Attic Insulation in
Madison, WI

Attic Insulation

Introduction

We need to start with saying that every home is different. Architecture, framing, age, and even the habits of people living there create a unique environment within each building.

While the information below is true in most cases, always remember that nothing replaces an expert insulation contractor’s inspection.

If you’re experiencing insulation related problems or in need of new insulation, it’s worth getting an estimate. Even if you’re in the planning phase, you can plan with accurate numbers.

Research on the impacts of insulation on comfort, safety, and efficiency has come along way over the years.

There is a huge difference between passing building codes and being smart with your money and safety. It’s similar to getting a car with 15 miles per gallon, except the 30mpg cars only cost a couple hundred dollars more. It takes very little time to get that money back from improved efficiency. After that, it’s just extra money in your pocket.

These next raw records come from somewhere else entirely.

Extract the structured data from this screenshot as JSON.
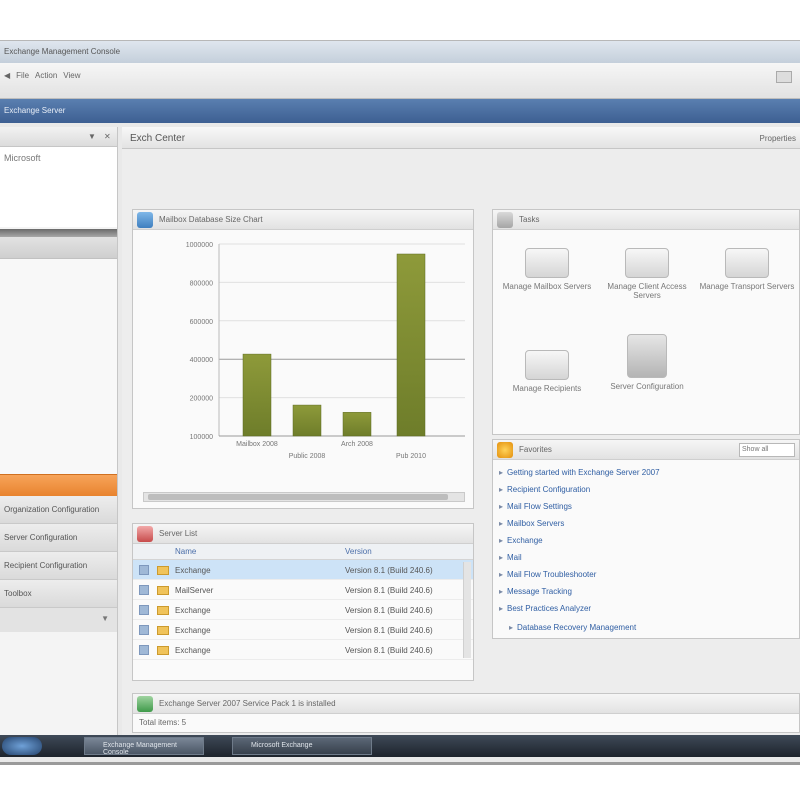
{
  "window": {
    "title": "Exchange Management Console"
  },
  "toolbar": {
    "nav": [
      "File",
      "Action",
      "View"
    ]
  },
  "appbar": {
    "title": "Exchange Server"
  },
  "left_panel": {
    "header": "",
    "tree_item": "Microsoft",
    "items": [
      "Organization Configuration",
      "Server Configuration",
      "Recipient Configuration",
      "Toolbox"
    ]
  },
  "content": {
    "title": "Exch Center",
    "right_label": "Properties"
  },
  "chart_panel": {
    "title": "Mailbox Database Size Chart"
  },
  "chart_data": {
    "type": "bar",
    "categories": [
      "Mailbox 2008",
      "Public 2008",
      "Arch 2008",
      "Pub 2010"
    ],
    "values": [
      45,
      17,
      13,
      100
    ],
    "ylim": [
      0,
      100
    ],
    "yticks": [
      "1000000",
      "800000",
      "600000",
      "400000",
      "200000",
      "100000"
    ],
    "color": "#6e7d2a"
  },
  "grid_panel": {
    "title": "Server List",
    "columns": [
      "Name",
      "Version"
    ],
    "rows": [
      {
        "name": "Exchange",
        "version": "Version 8.1 (Build 240.6)"
      },
      {
        "name": "MailServer",
        "version": "Version 8.1 (Build 240.6)"
      },
      {
        "name": "Exchange",
        "version": "Version 8.1 (Build 240.6)"
      },
      {
        "name": "Exchange",
        "version": "Version 8.1 (Build 240.6)"
      },
      {
        "name": "Exchange",
        "version": "Version 8.1 (Build 240.6)"
      }
    ]
  },
  "status_panel": {
    "title": "Exchange Server 2007 Service Pack 1 is installed",
    "subtitle": "Total items: 5"
  },
  "tasks_panel": {
    "title": "Tasks",
    "tasks": [
      "Manage Mailbox Servers",
      "Manage Client Access Servers",
      "Manage Transport Servers",
      "Manage Recipients",
      "Server Configuration"
    ]
  },
  "links_panel": {
    "title": "Favorites",
    "dropdown": "Show all",
    "links": [
      "Getting started with Exchange Server 2007",
      "Recipient Configuration",
      "Mail Flow Settings",
      "Mailbox Servers",
      "Exchange",
      "Mail",
      "Mail Flow Troubleshooter",
      "Message Tracking",
      "Best Practices Analyzer",
      "Database Recovery Management"
    ]
  },
  "taskbar": {
    "buttons": [
      "Exchange Management Console",
      "Microsoft Exchange"
    ]
  },
  "colors": {
    "accent": "#3d5f92",
    "highlight": "#e8832e",
    "bar": "#6e7d2a",
    "link": "#2f5ea3"
  }
}
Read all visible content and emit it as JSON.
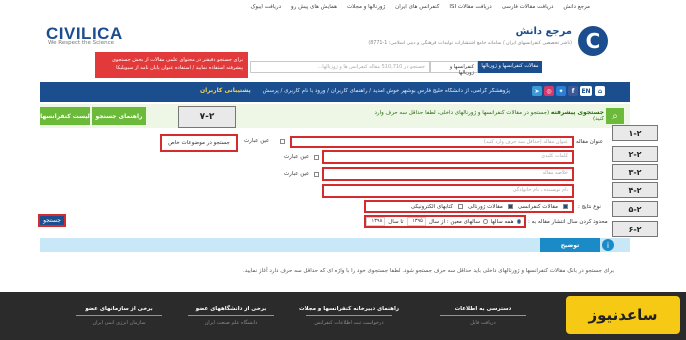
{
  "topnav": [
    "مرجع دانش",
    "دریافت مقالات فارسی",
    "دریافت مقالات ISI",
    "کنفرانس های ایران",
    "ژورنالها و مجلات",
    "همایش های پیش رو",
    "دریافت ایبوک"
  ],
  "brand": {
    "en_name": "CIVILICA",
    "en_tagline": "We Respect the Science",
    "logo_letter": "C",
    "fa_name": "مرجع دانش",
    "fa_tagline": "(ناشر تخصصی کنفرانسهای ایران / سامانه جامع اشتشارات تولیدات فرهنگی و دینی اسلامی؛ 1-8771)"
  },
  "ad": {
    "text": "برای جستجو دقیقتر در محتوای علمی مقالات از بخش جستجوی پیشرفته استفاده نمایید / استفاده عنوان پایان نامه از سیویلیکا"
  },
  "search": {
    "placeholder": "جستجو در 510,710 مقاله کنفرانس ها و ژورنالها...",
    "category": "کنفرانسها و ژورنالها",
    "button": "مقالات کنفرانسها و ژورنالها"
  },
  "bluebar": {
    "welcome": "پژوهشگر گرامی، از دانشگاه خلیج فارس بوشهر خوش آمدید / راهنمای کاربران / ورود با نام کاربری / پرسش",
    "support": "پشتیبانی کاربران",
    "lang_en": "EN",
    "home_icon": "home-icon"
  },
  "advanced": {
    "title_bold": "جستجوی پیشرفته",
    "title_rest": "(جستجو در مقالات کنفرانسها و ژورنالهای داخلی، لطفا حداقل سه حرف وارد کنید)",
    "guide_button": "راهنمای جستجو",
    "conf_list_button": "لیست کنفرانسها",
    "badge": "۷-۲"
  },
  "form": {
    "title_label": "عنوان مقاله",
    "title_placeholder": "عنوان مقاله (حداقل سه حرف وارد کنید)",
    "exact_label": "عین عبارت",
    "special_topics": "جستجو در موضوعات خاص",
    "keywords_placeholder": "کلمات کلیدی",
    "abstract_placeholder": "خلاصه مقاله",
    "author_placeholder": "نام نویسنده ، نام خانوادگی",
    "exact_label_2": "عین عبارت",
    "exact_label_3": "عین عبارت",
    "result_type_label": "نوع نتایج :",
    "result_conf": "مقالات کنفرانسی",
    "result_journal": "مقالات ژورنالی",
    "result_ebook": "کتابهای الکترونیکی",
    "year_label": "محدود کردن سال انتشار مقاله به :",
    "all_years": "همه سالها",
    "specific_years": "سالهای معین : از سال",
    "year_from": "۱۳۹۵",
    "year_to_label": "تا سال",
    "year_to": "۱۳۹۸"
  },
  "badges": [
    "۱-۲",
    "۲-۲",
    "۳-۲",
    "۴-۲",
    "۵-۲",
    "۶-۲"
  ],
  "submit": "جستجو",
  "help": {
    "button": "توضیح",
    "icon": "info-icon",
    "text": "برای جستجو در بانک مقالات کنفرانسها و ژورنالهای داخلی باید حداقل سه حرف جستجو شود. لطفا جستجوی خود را با واژه ای که حداقل سه حرف دارد آغاز نمایید."
  },
  "footer": [
    {
      "title": "دسترسی به اطلاعات",
      "item": "دریافت فایل"
    },
    {
      "title": "راهنمای دبیرخانه کنفرانسها و مجلات",
      "item": "درخواست ثبت اطلاعات کنفرانس"
    },
    {
      "title": "برخی از دانشگاههای عضو",
      "item": "دانشگاه علم صنعت ایران"
    },
    {
      "title": "برخی از سازمانهای عضو",
      "item": "سازمان انرژی اتمی ایران"
    }
  ],
  "watermark": "ساعدنیوز",
  "colors": {
    "brand_blue": "#1b4e8f",
    "green": "#6cba3a",
    "red_highlight": "#d42c2c",
    "help_blue": "#1a8bc7"
  }
}
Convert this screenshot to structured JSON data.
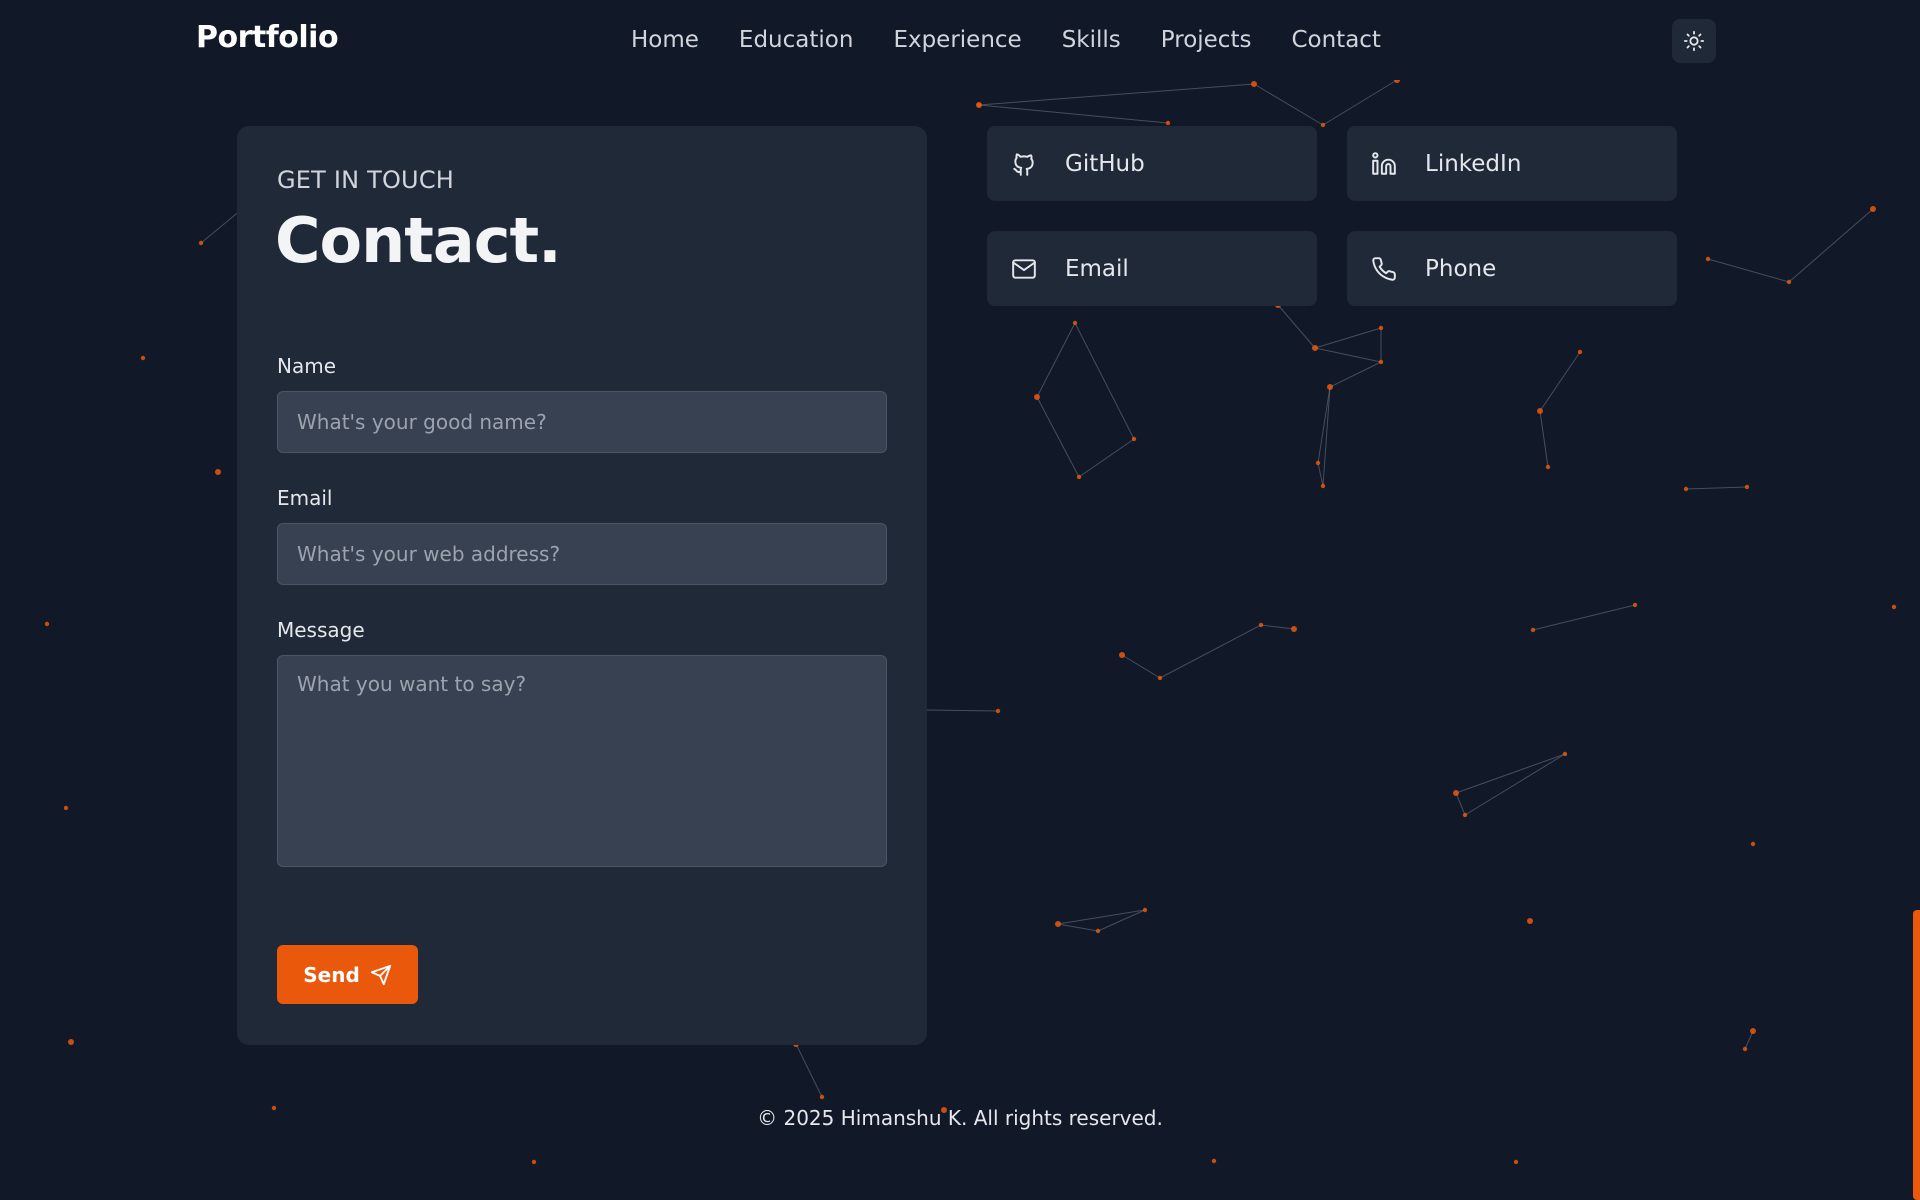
{
  "header": {
    "brand": "Portfolio",
    "nav": [
      "Home",
      "Education",
      "Experience",
      "Skills",
      "Projects",
      "Contact"
    ],
    "theme_icon": "sun-icon"
  },
  "contact": {
    "eyebrow": "GET IN TOUCH",
    "title": "Contact.",
    "name_label": "Name",
    "name_placeholder": "What's your good name?",
    "email_label": "Email",
    "email_placeholder": "What's your web address?",
    "message_label": "Message",
    "message_placeholder": "What you want to say?",
    "send_label": "Send",
    "send_icon": "send-icon"
  },
  "socials": [
    {
      "label": "GitHub",
      "icon": "github-icon"
    },
    {
      "label": "LinkedIn",
      "icon": "linkedin-icon"
    },
    {
      "label": "Email",
      "icon": "mail-icon"
    },
    {
      "label": "Phone",
      "icon": "phone-icon"
    }
  ],
  "footer": {
    "copyright": "© 2025 Himanshu K. All rights reserved."
  },
  "colors": {
    "background": "#111827",
    "surface": "#1f2937",
    "input": "#374151",
    "accent": "#ea580c"
  }
}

And that doesn’t consider all of the other comfort and safety benefits from our improved approach to insulation.

The Best Attic Insulation

Most Effective: Blown in Cellulose (R50)
 
 
 
 
Notes and Exceptions
Attic hatches need to be insulated for the same reason blown in insulation is better than batts. All the heat will bypass the insulation by going through the attic hatch, and that 2×2 foot uninsulated area will reduce the effective value of a 1,000 square foot attic by 30%.
Air sealing is critical for the same reason. Air carries heat and sneaks through the many ceiling penetrations (for lights, fans, etc.). In some attics, insufficient air sealing causes more damage than insufficient insulation.
 
Tight spaces like hip roofs are common and become a problem because there isn’t enough height for enough insulation. Depending on severity, spray foam insulation may be required in these areas. Spray foam at a depth of 5 inches provides as much protection as over one foot of cellulose or fiberglass.

The Most Recommended Option

R50 Blown in Cellulose

You may see R38 as the recommended attic insulation value, but that figure is dated. It simply costs more to heat a home with R38 attic insulation. Blown in insulation has better coverage. Cellulose outperforms fiberglass and is less expensive when factoring in heating bills.

Why Blown In Insulation

Full Coverage
Heat always takes the path of least resistance. Even small gaps covering 2-5% of the surface will reduce total attic insulation quality by as much as 33%! Gaps also increase the chance of condensation and mold growth. 

Blown in attic insulation performs better than rolls, batts, or boards of insulation because it can’t have gaps.

Why Cellulose

Similar Cost, Far Better Results
Cellulose attic insulation costs slightly more than fiberglass—at least initially. However, it’s so much better at insulating that many homes recoup that cost difference within 24 months through lower heating bills. After that, the lower utility costs turn into extra money in your pocket. This doesn’t even factor all the other benefits of cellulose.

Cellulose costs a bit more that fiberglass, but lowers heating and cooling bills much more.

Why R50

The Modern Day Standard

You may see R38 as the recommended attic insulation value, but that figure is dated. It simply costs too much to heat a home with R38 blown-in attic insulation. R50 is the modern-day standard for attics, though some go with R60. 

R Value only tells part of the picture. That’s why the actual performance of R50 cellulose outperforms R50 fiberglass and is similar to R38 closed cell spray foam (explained here).

Types of Insulation

A Big Difference

No matter the location, insulation type plays a big role in results. We go into detail about the 3 common insulation types in this article.

Insulation Types at a Glance

Fiberglass is the least expensive upfront, the least effective, and the most expensive over time.

Cellulose is slightly more expensive upfront, a great insulator, and offers the biggest “bang for your buck.”

Close cell spray foam (polyurethane 2-part foam) is the most expensive, offers unmatched insulation value, and generally gets the job done when other insulations won’t.

Automatic

State Rebates & Incentives

Many (though not all) Wisconsin insulation projects are eligible for hundreds of dollars in rebates through the state’s Department of Energy. We typically capture at least 1 rebate per week for our clients.

We are certified to implement these rebates and complete nearly all the paperwork for you. We even instantly discount the rebate from your invoice, so you’re not left waiting for the rebate check to arrive.

Know YOUR Numbers

Planning with general numbers often leads to inaccurate estimations and budgets. That’s one of the many reasons we offer free estimates. Whether you need a quick fix or are planning for work next year, work with actual numbers specific to you.